A new sudden death predictor for patients with hypertrophic cardiomyopathy identifies candidates for implantable cardioverter defibrillators (ICDs) in ESC Guidelines published recently. They were presented at the European Society of Cardiology (ESC) Congress by Task Force chairperson Perry Elliott (The Heart Hospital, London, UK).
The “2014 ESC Guidelines on Diagnosis and Management of Hypertrophic Cardiomyopathy” were published online in the European Heart Journal and on the ESC website. Previous ESC Guidelines on hypertrophic cardiomyopathy were published in 2003.
“One of the most important innovations in this guideline is a new risk calculator that uses simple clinical measures to estimate five year risk of sudden cardiac death. This estimate is then used to stratify patients into high, intermediate and low risk categories that can be used to guide the use of ICDs,” Elliott says.
He adds: “These recommendations are likely to spark considerable interest and debate as they provide advice based on real estimates of risk rather than relative risks as in all previous guidelines. This will bring into focus the balance between clinical efficacy on the one hand and on the other, the potential risks and costs of therapy to individual patients and healthcare economies.”

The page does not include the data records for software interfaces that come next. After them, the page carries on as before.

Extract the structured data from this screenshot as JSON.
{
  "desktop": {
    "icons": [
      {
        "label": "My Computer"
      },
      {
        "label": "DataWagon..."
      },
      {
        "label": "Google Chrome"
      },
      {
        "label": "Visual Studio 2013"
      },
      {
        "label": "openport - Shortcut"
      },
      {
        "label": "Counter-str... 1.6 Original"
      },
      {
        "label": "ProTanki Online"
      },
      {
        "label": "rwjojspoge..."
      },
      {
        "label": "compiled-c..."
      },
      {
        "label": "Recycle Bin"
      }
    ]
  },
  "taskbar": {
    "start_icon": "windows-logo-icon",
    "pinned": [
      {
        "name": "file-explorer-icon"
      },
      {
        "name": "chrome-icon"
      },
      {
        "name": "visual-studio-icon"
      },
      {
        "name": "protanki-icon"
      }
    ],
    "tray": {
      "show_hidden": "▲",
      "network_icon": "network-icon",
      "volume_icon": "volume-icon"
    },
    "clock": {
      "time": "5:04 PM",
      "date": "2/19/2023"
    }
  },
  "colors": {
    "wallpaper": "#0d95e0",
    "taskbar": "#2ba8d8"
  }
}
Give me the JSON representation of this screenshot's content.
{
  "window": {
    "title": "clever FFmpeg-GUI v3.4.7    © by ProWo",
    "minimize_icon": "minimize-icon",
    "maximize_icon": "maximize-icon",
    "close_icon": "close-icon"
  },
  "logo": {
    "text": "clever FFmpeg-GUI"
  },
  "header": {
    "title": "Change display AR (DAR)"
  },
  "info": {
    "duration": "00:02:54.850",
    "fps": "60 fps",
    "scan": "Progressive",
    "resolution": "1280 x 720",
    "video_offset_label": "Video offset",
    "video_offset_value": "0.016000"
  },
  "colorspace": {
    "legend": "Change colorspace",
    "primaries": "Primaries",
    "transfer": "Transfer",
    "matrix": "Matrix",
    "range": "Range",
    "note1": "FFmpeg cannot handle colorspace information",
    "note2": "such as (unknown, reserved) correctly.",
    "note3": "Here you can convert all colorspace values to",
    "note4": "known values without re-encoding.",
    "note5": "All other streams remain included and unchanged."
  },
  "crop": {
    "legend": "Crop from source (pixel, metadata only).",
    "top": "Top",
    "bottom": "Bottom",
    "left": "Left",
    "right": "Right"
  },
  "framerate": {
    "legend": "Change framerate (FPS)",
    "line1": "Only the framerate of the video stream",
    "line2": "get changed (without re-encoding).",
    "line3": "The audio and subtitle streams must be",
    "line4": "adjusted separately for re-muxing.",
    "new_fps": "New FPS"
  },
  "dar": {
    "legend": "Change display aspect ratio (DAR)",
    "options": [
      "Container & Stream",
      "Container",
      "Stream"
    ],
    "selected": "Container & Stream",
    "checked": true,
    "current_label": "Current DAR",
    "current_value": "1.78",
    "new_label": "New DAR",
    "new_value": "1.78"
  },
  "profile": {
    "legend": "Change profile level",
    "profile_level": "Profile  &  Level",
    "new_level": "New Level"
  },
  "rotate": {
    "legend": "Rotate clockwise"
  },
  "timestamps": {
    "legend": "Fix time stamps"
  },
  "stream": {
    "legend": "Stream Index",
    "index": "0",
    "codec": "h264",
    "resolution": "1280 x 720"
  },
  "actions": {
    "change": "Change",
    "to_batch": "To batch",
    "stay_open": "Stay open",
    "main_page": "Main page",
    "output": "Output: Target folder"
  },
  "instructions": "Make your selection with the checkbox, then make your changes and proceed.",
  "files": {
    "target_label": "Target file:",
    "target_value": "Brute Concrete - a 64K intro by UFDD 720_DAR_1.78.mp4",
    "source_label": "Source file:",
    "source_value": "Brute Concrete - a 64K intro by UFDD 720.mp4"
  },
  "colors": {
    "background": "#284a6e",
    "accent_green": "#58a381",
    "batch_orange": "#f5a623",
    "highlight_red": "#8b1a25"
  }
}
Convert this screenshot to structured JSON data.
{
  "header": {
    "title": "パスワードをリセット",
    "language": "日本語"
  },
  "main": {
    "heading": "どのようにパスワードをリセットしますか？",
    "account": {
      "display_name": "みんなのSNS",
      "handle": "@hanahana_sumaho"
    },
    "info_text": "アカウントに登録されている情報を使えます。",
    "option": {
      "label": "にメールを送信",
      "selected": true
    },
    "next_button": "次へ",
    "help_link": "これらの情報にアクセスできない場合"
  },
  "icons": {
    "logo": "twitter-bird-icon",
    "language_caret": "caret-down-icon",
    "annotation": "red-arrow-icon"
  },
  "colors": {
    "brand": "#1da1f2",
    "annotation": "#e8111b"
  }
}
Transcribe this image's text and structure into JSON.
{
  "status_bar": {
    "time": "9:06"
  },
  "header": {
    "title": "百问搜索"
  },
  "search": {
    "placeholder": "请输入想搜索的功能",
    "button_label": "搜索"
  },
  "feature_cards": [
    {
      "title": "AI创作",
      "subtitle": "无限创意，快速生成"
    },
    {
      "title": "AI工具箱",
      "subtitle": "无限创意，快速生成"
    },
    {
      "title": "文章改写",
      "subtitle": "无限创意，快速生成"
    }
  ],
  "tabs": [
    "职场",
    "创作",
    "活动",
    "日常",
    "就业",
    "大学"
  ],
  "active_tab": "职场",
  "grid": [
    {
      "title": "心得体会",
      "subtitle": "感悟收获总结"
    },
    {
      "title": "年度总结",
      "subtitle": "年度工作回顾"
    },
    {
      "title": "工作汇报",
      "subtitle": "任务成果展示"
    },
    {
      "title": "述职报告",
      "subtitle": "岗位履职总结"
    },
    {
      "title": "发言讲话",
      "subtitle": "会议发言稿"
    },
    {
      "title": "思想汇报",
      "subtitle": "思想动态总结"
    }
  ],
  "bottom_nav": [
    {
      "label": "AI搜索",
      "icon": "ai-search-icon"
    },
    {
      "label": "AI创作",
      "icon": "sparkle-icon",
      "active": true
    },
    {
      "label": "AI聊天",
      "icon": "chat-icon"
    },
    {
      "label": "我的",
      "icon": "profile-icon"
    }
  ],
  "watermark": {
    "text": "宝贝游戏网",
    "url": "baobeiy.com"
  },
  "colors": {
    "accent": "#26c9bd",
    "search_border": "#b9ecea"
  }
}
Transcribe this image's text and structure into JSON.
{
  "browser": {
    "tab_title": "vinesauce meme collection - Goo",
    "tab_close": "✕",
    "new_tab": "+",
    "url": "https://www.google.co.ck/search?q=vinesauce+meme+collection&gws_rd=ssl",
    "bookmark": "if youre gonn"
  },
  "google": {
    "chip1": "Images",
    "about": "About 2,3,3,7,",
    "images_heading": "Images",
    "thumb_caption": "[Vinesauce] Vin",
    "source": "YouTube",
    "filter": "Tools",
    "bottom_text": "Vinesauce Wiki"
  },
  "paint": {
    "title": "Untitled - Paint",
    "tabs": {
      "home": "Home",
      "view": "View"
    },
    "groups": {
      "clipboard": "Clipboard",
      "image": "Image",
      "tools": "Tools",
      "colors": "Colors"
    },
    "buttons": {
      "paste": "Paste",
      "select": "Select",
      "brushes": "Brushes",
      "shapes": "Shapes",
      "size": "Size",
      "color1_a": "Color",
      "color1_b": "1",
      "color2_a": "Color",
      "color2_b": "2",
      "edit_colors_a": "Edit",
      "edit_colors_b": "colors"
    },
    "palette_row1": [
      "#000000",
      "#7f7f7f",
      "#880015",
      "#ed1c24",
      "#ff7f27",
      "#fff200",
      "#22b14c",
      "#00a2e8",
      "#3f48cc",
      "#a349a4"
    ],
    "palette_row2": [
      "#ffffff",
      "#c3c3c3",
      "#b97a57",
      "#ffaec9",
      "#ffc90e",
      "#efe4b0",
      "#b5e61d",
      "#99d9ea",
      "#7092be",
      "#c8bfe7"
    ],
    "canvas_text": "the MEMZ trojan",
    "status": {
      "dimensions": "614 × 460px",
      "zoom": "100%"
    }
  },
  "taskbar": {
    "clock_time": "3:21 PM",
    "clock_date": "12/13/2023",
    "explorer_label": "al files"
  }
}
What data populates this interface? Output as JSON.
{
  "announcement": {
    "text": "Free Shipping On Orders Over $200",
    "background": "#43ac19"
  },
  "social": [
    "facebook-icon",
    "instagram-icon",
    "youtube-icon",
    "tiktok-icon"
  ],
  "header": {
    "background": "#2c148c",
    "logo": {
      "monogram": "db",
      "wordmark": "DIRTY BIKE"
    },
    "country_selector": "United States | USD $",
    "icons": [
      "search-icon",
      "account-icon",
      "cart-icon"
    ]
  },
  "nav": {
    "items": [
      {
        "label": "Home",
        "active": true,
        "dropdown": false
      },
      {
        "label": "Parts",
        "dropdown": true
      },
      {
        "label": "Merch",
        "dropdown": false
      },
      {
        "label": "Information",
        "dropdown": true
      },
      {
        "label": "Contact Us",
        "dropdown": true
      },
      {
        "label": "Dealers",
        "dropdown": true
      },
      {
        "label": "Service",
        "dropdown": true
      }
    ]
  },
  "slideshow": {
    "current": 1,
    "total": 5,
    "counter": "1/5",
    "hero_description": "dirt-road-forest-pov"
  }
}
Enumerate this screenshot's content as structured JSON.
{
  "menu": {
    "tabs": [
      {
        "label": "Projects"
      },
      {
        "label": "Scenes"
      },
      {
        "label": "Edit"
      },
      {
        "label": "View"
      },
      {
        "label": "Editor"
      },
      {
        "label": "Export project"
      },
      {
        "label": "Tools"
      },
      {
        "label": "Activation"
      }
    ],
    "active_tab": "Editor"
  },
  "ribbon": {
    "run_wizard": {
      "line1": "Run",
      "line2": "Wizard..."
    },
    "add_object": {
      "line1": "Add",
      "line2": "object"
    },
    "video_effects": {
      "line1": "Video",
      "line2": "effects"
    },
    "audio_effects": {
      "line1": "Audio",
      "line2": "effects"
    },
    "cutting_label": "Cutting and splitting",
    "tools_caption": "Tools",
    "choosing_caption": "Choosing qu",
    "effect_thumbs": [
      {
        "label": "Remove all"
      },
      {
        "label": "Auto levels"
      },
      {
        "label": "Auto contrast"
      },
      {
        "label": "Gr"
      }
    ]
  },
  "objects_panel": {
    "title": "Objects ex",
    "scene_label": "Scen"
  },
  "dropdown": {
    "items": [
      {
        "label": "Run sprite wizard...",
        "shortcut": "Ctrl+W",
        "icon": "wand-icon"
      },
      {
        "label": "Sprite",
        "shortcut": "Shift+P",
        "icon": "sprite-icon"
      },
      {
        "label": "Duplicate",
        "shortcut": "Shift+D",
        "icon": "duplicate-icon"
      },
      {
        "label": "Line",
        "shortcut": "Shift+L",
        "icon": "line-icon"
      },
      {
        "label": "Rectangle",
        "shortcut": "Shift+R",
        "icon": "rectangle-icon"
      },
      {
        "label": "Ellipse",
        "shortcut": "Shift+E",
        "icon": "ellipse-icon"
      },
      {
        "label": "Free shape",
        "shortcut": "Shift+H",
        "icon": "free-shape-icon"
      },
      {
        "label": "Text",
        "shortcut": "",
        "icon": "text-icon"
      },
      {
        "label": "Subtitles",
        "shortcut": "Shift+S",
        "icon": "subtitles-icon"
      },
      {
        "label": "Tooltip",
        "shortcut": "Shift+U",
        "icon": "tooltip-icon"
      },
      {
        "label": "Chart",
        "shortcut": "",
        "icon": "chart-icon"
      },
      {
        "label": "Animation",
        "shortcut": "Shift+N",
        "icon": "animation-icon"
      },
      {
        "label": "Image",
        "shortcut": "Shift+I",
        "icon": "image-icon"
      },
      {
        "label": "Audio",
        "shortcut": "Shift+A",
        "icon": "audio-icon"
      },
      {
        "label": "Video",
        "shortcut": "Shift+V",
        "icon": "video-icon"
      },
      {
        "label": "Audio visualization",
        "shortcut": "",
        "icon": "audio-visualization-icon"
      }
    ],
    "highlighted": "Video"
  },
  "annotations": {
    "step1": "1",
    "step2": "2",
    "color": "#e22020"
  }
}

Elliott continues: “In some aspects of the guidelines we had to balance an ideal of best practice with the realities of healthcare provision across Europe and elsewhere. Nevertheless, we make a number of recommendations that will prove challenging in some countries with the deliberate aim of raising the general standard of care for all patients.”
Examples include a recommendation for genetic testing in all patients with hypertrophic cardiomyopathy when it is of relevance to the management of family members; greater use of specialised tests such as cardiac magnetic resonance imaging in everyday practice; and early referral to multidisciplinary teams with expertise in the diagnosis and management of hypertrophic cardiomyopathy.
Most cases of hypertrophic cardiomyopathy have a genetic cause and the guidelines provide a clinically focused approach to the requesting and interpretation of genetic tests. This is based on careful history taking including analysis of family pedigrees and a cardiomyopathy-centred interpretation of commonly used diagnostic tools such as electrocardiography and cardiac imaging.
Elliott says: “The aim is to improve the accuracy of diagnosis and the management of patients and families with hypertrophic cardiomyopathy. The role of expert counselling before and after genetic analysis is strongly emphasised and we provide clear guidance on the management of family members in different clinical scenarios based on the results of genetic testing.”
Detailed and tailored advice is provided for women with hypertrophic cardiomyopathy. This includes guidance on pre-pregnancy assessment and the management of labour, and detailed recommendations for contraception, sterilisation and termination. Advice on the diagnosis and treatment of children is provided for the first time.
Left ventricular outflow tract obstruction is a common feature of hypertrophic cardiomyopathy that can be treated with drugs or invasive therapies such as surgery and alcohol septal ablation. For the first time, the guidelines present a systematic approach to the assessment of outflow tract obstruction that can be used to tailor therapies to the characteristics of individual patients. A simple guide is also provided for drug and device therapy in patients with hypertrophic cardiomyopathy and heart failure.
Elliott conclude: “We hope that these guidelines will enable healthcare professionals to raise the standard of care for patients of all ages with hypertrophic cardiomyopathy by improving the accuracy of diagnosis and the use of a rational, patient-centred approach to advice and clinical management.”